Draw out every line with the word "Tumeltsham" from the listing below.

==*==

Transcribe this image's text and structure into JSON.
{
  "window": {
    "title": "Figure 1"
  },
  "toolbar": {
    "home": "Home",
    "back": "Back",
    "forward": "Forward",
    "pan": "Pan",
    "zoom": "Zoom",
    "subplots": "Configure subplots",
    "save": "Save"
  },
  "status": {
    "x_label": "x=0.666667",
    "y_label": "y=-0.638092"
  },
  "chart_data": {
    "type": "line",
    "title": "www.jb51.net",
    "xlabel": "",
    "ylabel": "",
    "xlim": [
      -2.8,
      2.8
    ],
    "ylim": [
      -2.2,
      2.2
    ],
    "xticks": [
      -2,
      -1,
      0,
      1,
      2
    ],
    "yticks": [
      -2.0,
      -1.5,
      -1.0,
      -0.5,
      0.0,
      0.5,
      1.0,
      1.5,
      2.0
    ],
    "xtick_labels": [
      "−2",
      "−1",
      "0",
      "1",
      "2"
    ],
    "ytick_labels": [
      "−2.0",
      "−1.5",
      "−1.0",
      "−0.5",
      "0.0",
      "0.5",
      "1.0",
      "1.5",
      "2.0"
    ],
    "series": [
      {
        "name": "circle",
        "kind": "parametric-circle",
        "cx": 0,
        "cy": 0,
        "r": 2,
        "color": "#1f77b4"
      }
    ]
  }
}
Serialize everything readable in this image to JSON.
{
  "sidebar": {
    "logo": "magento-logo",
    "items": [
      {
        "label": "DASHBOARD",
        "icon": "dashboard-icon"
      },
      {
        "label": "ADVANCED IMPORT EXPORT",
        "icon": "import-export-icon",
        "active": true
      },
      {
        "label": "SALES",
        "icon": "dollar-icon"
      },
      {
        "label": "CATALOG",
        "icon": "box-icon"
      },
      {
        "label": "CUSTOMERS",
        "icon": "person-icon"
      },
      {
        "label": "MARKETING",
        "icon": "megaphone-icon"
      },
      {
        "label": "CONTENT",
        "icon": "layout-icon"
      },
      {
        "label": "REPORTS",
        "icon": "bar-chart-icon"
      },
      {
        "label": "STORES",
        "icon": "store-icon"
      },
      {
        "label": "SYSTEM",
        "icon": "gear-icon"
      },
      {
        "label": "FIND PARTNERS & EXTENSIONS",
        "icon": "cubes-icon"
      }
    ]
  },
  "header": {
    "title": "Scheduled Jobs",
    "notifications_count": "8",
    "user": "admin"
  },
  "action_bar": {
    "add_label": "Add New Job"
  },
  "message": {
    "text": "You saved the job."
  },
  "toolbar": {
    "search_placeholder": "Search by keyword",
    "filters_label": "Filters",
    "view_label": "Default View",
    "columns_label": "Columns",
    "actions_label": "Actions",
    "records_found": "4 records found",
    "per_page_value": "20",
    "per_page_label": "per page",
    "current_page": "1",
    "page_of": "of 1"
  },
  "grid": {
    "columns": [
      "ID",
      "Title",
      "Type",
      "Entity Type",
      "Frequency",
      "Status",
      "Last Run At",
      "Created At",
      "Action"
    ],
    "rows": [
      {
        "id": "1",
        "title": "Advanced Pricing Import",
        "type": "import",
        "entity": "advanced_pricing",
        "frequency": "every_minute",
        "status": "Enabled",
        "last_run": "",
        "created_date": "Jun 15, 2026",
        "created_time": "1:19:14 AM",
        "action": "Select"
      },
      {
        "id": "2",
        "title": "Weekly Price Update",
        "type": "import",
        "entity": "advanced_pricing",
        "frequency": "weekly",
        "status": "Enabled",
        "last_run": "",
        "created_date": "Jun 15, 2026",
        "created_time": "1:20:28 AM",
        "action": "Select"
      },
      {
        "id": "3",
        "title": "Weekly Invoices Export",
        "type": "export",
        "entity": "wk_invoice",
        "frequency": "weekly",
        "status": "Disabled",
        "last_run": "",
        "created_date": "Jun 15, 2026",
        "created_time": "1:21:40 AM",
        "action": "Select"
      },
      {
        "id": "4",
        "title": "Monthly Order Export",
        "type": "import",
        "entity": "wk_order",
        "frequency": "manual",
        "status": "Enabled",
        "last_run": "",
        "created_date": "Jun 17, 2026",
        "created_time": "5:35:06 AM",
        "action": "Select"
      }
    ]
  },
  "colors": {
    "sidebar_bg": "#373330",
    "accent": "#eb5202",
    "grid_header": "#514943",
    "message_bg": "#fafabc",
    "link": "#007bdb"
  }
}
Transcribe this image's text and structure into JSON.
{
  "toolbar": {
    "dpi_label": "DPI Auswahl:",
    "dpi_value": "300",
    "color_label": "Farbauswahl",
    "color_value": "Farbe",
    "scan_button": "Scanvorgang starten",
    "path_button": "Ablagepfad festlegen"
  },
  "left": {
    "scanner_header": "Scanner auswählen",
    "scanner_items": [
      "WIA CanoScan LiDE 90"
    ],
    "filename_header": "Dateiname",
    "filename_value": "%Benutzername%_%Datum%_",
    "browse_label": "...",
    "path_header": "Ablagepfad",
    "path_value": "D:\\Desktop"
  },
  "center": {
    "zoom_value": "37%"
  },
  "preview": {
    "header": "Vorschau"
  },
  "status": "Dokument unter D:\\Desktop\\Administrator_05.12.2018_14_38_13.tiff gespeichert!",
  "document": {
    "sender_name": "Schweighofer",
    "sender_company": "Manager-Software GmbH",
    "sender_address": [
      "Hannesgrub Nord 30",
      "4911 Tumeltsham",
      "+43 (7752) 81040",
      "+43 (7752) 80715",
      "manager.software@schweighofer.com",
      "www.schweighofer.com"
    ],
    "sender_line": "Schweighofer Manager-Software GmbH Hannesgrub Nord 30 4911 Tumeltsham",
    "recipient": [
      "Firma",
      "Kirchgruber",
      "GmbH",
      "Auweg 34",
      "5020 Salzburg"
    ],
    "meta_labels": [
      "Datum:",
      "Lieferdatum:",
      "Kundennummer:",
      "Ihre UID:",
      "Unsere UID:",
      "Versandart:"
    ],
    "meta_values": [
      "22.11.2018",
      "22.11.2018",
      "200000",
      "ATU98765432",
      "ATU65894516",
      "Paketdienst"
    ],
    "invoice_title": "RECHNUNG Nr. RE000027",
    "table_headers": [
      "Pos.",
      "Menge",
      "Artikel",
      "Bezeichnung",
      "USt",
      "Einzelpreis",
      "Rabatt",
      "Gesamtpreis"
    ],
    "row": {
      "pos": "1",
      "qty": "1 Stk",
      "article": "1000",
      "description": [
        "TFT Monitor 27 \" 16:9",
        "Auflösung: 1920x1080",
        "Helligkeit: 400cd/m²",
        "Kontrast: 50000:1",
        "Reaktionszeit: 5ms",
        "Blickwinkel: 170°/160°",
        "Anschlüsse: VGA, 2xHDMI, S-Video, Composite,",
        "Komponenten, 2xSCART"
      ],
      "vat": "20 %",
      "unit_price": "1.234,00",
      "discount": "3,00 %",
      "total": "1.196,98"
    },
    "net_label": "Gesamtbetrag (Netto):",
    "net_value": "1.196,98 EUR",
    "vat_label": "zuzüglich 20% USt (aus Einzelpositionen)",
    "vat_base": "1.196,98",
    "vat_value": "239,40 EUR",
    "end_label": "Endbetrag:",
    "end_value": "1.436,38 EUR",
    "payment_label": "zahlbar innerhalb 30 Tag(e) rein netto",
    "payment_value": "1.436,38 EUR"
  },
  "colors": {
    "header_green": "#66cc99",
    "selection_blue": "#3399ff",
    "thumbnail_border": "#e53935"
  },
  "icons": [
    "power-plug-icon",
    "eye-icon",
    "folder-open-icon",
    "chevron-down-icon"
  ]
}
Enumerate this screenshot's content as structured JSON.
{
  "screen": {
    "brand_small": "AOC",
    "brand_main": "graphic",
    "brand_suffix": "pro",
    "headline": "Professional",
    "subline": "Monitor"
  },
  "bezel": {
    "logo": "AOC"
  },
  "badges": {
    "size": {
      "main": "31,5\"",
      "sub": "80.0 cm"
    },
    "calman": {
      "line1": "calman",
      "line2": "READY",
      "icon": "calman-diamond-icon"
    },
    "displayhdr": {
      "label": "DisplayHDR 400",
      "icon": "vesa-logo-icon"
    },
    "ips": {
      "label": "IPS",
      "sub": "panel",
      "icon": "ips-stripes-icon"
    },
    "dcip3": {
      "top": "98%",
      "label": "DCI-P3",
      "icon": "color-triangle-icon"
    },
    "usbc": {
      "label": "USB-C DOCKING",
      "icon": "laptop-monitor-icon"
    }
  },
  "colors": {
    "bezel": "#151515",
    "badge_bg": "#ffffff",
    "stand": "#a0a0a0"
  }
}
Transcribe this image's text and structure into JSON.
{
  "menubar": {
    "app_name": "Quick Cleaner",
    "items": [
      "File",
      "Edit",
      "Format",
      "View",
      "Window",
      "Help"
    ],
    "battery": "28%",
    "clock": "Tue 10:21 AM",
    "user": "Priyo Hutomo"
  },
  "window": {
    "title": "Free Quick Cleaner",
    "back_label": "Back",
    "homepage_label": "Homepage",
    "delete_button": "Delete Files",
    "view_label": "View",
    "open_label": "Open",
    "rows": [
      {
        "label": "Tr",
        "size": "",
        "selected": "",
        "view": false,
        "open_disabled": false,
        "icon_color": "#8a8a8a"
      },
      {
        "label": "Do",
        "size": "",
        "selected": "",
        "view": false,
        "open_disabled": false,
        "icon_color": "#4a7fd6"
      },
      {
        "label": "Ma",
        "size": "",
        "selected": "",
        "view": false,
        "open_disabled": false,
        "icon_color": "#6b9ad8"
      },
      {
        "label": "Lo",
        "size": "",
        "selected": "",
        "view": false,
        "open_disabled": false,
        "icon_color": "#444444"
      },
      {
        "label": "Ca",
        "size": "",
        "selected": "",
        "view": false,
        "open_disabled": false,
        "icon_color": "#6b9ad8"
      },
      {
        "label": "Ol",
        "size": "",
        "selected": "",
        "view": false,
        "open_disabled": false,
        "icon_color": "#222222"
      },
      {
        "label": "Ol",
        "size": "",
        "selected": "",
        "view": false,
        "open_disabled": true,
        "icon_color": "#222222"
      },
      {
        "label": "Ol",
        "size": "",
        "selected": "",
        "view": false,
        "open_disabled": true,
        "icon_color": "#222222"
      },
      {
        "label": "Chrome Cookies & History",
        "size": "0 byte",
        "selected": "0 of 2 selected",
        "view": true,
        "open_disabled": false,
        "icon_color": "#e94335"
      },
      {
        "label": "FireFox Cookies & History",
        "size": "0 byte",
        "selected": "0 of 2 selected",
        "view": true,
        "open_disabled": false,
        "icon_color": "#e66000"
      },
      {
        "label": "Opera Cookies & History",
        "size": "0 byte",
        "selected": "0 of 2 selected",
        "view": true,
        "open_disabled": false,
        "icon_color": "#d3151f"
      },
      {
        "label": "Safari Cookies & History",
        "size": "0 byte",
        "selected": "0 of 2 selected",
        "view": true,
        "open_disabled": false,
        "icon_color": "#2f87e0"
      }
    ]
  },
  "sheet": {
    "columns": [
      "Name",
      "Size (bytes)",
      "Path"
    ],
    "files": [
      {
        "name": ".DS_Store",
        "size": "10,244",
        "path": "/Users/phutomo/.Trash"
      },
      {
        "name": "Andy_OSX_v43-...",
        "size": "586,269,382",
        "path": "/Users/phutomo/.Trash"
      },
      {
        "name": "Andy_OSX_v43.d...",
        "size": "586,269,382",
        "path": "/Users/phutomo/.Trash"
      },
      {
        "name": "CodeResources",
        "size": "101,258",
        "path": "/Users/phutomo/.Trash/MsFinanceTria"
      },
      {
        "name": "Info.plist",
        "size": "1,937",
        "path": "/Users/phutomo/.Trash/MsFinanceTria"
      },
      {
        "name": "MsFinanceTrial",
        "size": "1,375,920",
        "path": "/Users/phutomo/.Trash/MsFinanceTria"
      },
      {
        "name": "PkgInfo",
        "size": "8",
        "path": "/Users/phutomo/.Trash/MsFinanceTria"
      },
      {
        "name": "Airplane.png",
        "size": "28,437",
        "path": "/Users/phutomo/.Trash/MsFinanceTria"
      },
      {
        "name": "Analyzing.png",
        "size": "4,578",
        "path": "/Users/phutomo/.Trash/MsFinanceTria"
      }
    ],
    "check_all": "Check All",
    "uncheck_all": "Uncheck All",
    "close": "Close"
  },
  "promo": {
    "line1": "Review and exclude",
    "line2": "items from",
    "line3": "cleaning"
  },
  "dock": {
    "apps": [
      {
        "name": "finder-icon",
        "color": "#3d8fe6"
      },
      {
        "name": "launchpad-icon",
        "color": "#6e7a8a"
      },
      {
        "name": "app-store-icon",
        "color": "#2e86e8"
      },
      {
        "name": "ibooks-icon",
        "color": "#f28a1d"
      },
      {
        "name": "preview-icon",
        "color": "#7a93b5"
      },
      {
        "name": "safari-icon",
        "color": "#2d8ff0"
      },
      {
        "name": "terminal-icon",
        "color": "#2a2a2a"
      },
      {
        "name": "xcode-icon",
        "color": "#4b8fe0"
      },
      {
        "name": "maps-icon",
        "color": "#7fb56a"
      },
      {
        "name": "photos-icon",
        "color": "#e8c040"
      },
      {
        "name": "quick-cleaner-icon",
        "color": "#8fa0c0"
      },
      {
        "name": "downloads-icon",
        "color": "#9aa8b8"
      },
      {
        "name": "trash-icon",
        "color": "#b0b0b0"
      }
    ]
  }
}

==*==

[RESPONSE AREA]
      "4911 Tumeltsham",
    "sender_line": "Schweighofer Manager-Software GmbH Hannesgrub Nord 30 4911 Tumeltsham",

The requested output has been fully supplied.